The versatility of potatoes is what makes them a popular root vegetable.
Potatoes can be controversial.
Many people limit their intake of starch.
Also, potatoes are frequently fried and processed.
This article covers potato health.
What Are Potatoes?
Potatoes can be considered a kind of edible plant tuber and are widely used around the world.
Many species share similar characteristics, with starchy skin and thin, nutritiously-rich skin.
Potatoes can also be boiled or steamed and fried, or baked.
Potatoes Are High In Nutrients
Different types of potatoes have different nutrients.
One medium Russet baked potato (6.1 ounces or 173g) provides the following:
- Calories: 168
- Fat: 0 g
- Protein: 5 grams
- Carbs: 37 Grams
- Fiber: 4 g
- Sodium: 24 milligrams
- Vitamin D: 37%
- Vitamin A6: 31% RDI
- Potassium – 27% of RDI
- Manganese – 20% RDI
Potatoes Contain Antioxidants
Antioxidants reduce the risk of developing free radicals. This can lead to chronic illness.
Studies show that antioxidants are effective in preventing heart disease, diabetes, and cancer.
Flavonoids in potatoes include carotenoids and photonic acids.
One study concluded that colored potatoes neutralize free radicals better than white potatoes.
A test-tube study suggests that antioxidants in potatoes may slow the progression of liver and colon cancer.
They Provide Resistant Starch
Small intestine starch is resistant.
It goes to the large intestine, where it feeds good bacteria.
Cooked, refrigerated potatoes have the most resistant starch.
Resistant starch benefits blood sugar and insulin sensitivity.
10 people consumed 30 grams of resistant starch daily for four weeks. Insulin sensitivity increased 33% with resistant starch.
10 subjects received 50 grams of raw potato starch in another trial. They saw lower blood sugar and increased satiety.
Raw potatoes have resistant starch, but they're cooked. This destroys microorganisms and antinutrients that inhibit nutrient absorption.
Potatoes Can Be Satiating
Potatoes are filling.
In one study, 11–13 people rated the satiety of common foods.
Boiled potatoes were seven times more filling than croissants.
In another study, 11 adults' food intake and satiety were affected by rice, potatoes, and pasta.

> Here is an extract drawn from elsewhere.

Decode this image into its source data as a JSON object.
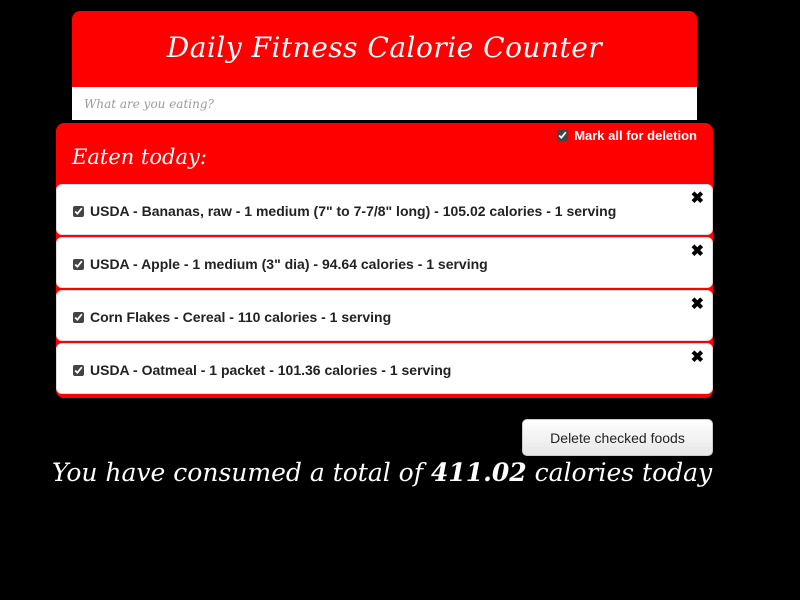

Potato skins contain fiber that passes through the body undigested, reducing hunger.
A Possible Link Between Eating Certain Potatoes And Gaining Weight Has Been Found
Some studies link potatoes and potato products to weight gain.
Each daily serving of potatoes and processed potato chips contributed an average of 1.3 pounds (0.58 kg) and 1.7 pounds (0.77 kg) to weight gain.
How often, how much, and how you cook them matters.
Other studies found no link between potato consumption and obesity.
Fries and chips have more calories and fat than boiled, steamed, or roasted potatoes. Excess calories can cause weight gain.
Potatoes Contain Glycoalkaloids
Glycoalkaloids are a family of potentially dangerous nightshade chemicals.
Solanine and chaconine are in potatoes.
Green potatoes contain glycoalkaloids.
Potatoes produce chlorophyll when exposed to light, turning green. Light can increase glycoalkaloid concentrations when chlorophyll is produced.
Glycoalkaloids are poisonous in large doses.
Potato glycoalkaloids may aggravate inflammatory bowel disease, according to an animal study.
Drowsiness, heightened sensitivity, itching, and stomach problems are other symptoms.
Regularly ingested glycoalkaloids are safe.
Potato peel contains 60–70% of its glycoalkaloid content.
How To Make Potatoes Healthier?
Potatoes are healthy in moderation.
They're satiating, nutrient-rich, and adaptable.
Preparation affects their nutrition.
Eating both the skin and flesh of potatoes increases fiber, vitamins, and minerals.
Healthy cooking methods are also important. Cooking destroys harmful microorganisms and antinutrients.
Baking, boiling, and steaming potatoes reduce fat and calories.
Whole potatoes help reduce fat, calories, and sodium.